Dick Cepek F-C II
This is a review about one set of Dick Cepek F-C II tires I have been tracking. Longevity is only one consideration when choosing a tread, and needs to be balanced with other criteria, but everyone always asks about wear. Some might argue that long wear is the most important characteristic, however that really depends on how you want your tires to perform. Some off-highway enthusiasts care much more about traction or noise.
A few years ago this Hummer H2 was lifted several inches, and at the same time these 38×15.50R20LT Dick Cepek F-C II tires were mounted. I’m aquatinted with the owner and he’s not a conservative driver, or maybe he is now but he didn’t used to be. Admittedly this H2 is a street queen, though it has traveled a few fire roads when goin’ fishin’. The tires were rotated with each oil change, about every 5,000 miles.
When doing the photo shoot the owner knew the tires had logged several thousands miles, though not exactly how many. After he confirmed the date and mileage of the installation, I had the data I needed for this story.
The F-C II is no longer offered in this size, but came with 20/32″ of tread, as seen here on the still new spare.
Slow Wearing Tread Design
After 40,000 miles of driving, the rate of wear was nothing less than exceptional. Four thousand miles per 1/32″ of tread wear on a heavy, modified utility wagon running a fairly aggressive traction tire is outstanding.

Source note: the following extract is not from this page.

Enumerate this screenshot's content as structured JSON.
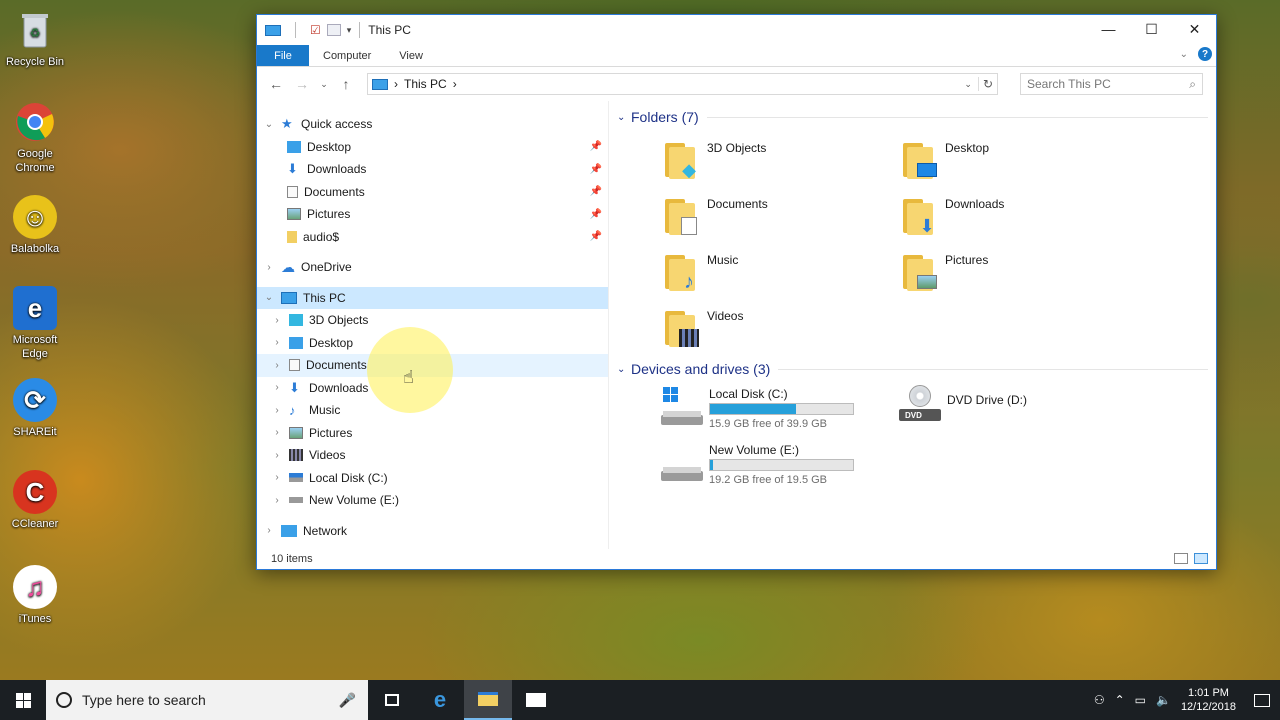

Without prompting, the owner shared that the F-C II is a great winter tire, which is a common accolade. While not a dedicated winter design, the shape and density of tread sipes, combined with the layout of the center tread blocks helps make the F-C II an outstanding winter performer. This tire does well many places, that’s why Dick Cepek Tires calls it an any-terrain radial.